"The number of people watching mobile video increased 70% from last year and people who watch video online increased their viewing by 46%. ... Although we have seen the computer and mobile phone screens taking on a significant role, their emergence has not been at the cost of TV viewership."With video becoming more available and popular with audience, public broadcasters need to think seriously if it's time to start merging the web operation (if not organizational operation) of their radio and TV services. That way, they can not only provide better and richer multimedia services but also cut down operation and promotion cost. To most audience, public radio and TV are "the same." When I tell people I work for a public radio station, they often talk back to me about some public television shows they love. Some stations such as KQED in California have already merged their radio and TV online service into one integrated web site. That makes a lot of sense for the audience.
#2: Pew Report: The Internet and Civic Engagement

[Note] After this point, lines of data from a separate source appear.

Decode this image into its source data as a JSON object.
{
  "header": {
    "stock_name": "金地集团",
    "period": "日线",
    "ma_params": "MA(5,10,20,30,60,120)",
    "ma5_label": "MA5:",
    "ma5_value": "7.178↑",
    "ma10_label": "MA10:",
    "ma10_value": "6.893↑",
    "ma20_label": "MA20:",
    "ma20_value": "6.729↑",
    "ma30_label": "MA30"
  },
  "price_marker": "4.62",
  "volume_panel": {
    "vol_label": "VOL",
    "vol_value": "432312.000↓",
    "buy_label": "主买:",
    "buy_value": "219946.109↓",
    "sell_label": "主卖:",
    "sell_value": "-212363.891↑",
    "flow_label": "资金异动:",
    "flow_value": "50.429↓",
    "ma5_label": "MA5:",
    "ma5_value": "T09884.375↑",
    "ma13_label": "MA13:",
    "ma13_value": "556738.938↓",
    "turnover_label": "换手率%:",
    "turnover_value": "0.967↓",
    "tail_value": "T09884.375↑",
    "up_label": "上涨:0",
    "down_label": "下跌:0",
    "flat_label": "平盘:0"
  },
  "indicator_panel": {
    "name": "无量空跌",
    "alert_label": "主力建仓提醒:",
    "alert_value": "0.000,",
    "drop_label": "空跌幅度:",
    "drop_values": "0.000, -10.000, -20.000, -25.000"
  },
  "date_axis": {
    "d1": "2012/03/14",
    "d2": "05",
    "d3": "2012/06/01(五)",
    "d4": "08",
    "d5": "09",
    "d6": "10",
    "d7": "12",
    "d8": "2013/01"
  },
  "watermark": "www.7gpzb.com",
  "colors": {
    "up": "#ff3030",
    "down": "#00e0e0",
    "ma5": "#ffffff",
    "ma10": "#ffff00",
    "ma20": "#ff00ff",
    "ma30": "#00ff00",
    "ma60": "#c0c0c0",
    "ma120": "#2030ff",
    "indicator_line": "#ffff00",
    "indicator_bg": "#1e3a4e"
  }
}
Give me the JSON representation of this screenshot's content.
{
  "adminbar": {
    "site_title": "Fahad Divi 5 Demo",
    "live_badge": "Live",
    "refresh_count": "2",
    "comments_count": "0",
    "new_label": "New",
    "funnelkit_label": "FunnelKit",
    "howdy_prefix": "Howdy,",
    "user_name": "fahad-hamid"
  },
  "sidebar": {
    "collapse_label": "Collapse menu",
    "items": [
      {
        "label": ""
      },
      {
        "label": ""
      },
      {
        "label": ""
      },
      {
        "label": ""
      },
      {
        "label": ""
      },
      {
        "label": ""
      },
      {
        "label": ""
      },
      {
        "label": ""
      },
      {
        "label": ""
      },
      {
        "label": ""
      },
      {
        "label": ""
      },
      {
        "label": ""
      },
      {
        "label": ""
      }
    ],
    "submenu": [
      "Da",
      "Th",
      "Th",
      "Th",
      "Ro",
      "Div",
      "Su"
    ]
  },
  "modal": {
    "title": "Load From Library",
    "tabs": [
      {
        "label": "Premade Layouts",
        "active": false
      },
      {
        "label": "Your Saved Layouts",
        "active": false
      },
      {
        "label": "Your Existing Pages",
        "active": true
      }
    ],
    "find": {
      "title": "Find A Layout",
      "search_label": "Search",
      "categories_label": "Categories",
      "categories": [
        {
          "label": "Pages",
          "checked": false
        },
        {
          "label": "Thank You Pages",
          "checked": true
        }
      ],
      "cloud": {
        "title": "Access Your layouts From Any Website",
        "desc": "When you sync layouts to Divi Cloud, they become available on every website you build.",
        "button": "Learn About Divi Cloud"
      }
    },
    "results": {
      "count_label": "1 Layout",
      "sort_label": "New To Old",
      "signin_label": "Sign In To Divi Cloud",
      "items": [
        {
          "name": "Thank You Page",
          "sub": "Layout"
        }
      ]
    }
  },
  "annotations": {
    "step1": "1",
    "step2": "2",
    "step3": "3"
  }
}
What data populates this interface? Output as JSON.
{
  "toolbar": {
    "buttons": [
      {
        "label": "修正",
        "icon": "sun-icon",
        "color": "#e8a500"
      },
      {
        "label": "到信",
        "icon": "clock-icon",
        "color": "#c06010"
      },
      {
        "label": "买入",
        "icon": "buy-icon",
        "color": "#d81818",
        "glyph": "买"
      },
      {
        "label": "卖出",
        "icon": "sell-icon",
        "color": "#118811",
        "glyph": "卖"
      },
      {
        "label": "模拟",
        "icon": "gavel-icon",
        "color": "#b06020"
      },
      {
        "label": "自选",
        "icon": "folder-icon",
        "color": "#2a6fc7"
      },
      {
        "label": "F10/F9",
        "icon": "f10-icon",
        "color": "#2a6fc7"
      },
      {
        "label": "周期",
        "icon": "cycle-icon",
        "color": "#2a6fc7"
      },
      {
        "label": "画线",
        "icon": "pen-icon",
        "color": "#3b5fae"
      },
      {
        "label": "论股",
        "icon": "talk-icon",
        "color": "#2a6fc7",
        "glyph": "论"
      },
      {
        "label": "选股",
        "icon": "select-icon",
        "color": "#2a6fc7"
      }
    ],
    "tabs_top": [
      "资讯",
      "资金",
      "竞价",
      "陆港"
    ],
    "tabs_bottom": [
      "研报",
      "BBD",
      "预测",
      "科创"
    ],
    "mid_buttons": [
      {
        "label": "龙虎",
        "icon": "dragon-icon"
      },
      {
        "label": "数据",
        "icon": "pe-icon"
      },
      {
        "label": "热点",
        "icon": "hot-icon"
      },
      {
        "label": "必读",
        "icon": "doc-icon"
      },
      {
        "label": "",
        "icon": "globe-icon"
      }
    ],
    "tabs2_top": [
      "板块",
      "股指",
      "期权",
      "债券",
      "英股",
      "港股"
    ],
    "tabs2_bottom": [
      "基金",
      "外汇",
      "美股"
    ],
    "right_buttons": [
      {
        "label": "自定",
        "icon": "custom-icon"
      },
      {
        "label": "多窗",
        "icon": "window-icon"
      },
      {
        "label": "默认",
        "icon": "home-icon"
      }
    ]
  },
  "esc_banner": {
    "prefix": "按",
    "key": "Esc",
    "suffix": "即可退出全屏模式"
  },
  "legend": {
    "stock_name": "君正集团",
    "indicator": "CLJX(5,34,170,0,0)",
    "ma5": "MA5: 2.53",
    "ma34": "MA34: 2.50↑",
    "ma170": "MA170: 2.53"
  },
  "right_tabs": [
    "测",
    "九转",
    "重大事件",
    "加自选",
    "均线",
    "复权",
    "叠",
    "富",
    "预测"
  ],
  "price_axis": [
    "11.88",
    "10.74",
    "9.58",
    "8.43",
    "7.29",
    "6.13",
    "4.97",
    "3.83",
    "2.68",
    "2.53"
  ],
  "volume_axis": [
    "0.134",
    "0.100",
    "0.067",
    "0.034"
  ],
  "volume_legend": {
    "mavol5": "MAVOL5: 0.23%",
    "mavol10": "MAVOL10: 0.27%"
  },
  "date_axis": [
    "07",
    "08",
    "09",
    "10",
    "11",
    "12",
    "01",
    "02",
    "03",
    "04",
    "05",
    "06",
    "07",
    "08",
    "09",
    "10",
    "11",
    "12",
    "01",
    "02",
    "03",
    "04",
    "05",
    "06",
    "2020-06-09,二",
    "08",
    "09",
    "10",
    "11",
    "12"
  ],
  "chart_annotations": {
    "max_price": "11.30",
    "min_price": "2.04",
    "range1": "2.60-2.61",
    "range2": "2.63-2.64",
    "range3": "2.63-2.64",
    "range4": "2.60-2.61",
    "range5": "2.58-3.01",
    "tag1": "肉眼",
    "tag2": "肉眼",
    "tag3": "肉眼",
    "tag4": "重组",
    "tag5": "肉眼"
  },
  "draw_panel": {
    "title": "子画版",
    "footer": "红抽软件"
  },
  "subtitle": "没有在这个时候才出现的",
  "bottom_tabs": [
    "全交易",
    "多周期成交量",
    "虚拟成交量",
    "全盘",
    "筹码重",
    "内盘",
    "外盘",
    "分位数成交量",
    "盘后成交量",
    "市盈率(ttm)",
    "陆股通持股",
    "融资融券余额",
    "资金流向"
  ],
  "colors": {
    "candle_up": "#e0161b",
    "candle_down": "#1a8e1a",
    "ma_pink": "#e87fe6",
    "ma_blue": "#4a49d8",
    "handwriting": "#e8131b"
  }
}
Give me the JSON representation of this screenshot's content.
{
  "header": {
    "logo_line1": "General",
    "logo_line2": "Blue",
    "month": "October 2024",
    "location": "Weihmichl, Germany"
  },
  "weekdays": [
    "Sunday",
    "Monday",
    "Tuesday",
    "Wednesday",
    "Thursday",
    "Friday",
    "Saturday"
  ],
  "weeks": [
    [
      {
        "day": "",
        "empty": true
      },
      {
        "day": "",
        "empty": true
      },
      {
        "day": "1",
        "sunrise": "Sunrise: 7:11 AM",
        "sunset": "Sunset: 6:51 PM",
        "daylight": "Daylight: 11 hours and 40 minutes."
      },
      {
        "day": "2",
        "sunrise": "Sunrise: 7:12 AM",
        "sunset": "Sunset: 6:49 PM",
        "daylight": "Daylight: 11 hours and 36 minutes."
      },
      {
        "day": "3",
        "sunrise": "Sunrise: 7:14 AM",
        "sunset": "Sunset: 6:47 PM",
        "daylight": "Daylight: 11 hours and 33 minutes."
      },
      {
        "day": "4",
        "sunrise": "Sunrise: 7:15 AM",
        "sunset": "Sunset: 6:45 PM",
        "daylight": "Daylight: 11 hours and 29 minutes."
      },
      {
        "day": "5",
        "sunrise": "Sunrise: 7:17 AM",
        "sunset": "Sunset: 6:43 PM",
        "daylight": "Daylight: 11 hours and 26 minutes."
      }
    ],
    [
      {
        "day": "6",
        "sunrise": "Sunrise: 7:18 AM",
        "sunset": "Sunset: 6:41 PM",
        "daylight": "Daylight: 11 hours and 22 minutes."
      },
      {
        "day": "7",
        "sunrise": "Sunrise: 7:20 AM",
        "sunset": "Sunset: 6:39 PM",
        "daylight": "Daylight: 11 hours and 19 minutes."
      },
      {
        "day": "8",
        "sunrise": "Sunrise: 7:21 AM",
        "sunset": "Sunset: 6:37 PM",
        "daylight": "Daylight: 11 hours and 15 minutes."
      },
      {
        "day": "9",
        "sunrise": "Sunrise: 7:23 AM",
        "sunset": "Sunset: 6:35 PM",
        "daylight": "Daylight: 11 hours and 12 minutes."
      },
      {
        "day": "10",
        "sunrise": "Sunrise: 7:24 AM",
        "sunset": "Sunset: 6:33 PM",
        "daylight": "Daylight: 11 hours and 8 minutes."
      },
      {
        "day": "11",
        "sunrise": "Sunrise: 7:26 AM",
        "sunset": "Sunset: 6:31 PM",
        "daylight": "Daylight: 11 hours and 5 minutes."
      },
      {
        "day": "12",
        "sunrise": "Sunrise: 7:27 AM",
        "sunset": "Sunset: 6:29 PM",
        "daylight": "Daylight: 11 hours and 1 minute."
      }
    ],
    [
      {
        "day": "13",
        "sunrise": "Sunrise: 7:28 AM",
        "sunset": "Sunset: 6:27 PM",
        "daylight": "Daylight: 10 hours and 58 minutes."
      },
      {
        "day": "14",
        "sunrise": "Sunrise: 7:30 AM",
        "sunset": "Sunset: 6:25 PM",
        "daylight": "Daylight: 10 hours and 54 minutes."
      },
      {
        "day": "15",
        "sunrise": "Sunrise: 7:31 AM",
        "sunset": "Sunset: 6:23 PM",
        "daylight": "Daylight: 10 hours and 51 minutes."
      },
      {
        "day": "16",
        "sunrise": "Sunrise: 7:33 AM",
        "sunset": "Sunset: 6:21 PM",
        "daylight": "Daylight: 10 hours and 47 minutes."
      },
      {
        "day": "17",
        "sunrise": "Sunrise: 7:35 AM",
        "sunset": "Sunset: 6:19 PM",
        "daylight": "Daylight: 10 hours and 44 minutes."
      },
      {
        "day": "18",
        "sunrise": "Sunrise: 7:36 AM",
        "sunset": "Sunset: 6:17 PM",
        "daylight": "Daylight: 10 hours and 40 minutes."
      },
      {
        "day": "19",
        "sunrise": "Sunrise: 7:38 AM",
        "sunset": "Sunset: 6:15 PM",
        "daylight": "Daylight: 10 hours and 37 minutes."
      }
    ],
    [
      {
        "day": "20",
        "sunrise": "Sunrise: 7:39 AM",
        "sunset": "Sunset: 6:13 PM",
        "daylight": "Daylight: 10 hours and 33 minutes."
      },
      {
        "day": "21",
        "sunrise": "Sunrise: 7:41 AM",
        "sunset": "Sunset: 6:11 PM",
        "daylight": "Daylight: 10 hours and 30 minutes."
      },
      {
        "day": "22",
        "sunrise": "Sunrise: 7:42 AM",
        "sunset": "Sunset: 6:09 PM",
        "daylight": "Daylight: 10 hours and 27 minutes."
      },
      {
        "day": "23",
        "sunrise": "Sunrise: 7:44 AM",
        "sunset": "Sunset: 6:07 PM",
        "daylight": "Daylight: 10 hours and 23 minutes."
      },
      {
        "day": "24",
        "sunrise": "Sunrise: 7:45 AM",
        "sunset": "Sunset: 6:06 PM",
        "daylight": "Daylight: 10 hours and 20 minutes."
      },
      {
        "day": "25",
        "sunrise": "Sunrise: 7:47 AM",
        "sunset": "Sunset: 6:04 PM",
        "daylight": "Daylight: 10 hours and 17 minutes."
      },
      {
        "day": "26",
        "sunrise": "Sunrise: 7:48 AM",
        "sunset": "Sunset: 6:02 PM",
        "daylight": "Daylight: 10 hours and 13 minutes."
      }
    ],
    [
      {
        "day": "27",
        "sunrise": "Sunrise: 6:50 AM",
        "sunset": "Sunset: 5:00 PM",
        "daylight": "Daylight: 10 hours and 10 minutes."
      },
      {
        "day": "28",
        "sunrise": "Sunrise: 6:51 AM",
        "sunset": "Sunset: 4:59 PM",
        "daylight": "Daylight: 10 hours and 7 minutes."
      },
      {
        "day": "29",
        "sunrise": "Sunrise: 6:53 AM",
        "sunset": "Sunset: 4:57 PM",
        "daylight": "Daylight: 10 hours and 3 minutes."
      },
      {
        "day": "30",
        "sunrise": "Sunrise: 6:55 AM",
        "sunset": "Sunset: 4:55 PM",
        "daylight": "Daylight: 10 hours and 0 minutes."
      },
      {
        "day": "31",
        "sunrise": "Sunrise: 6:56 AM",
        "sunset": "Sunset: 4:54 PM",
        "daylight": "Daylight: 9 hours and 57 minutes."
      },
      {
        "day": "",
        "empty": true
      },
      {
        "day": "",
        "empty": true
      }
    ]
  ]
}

"Political and civic involvement have long been dominated by those with high levels of income and education, leading some advocates to hope that internet-based engagement might alter this pattern. However, a new report by the Pew Research Center’s Internet & American Life Project shows that the internet is not changing the fundamental socio-economic character of civic engagement in America. ... Still, there are hints that the new forms of civic engagement anchored in blogs and social networking sites could alter long-standing patterns."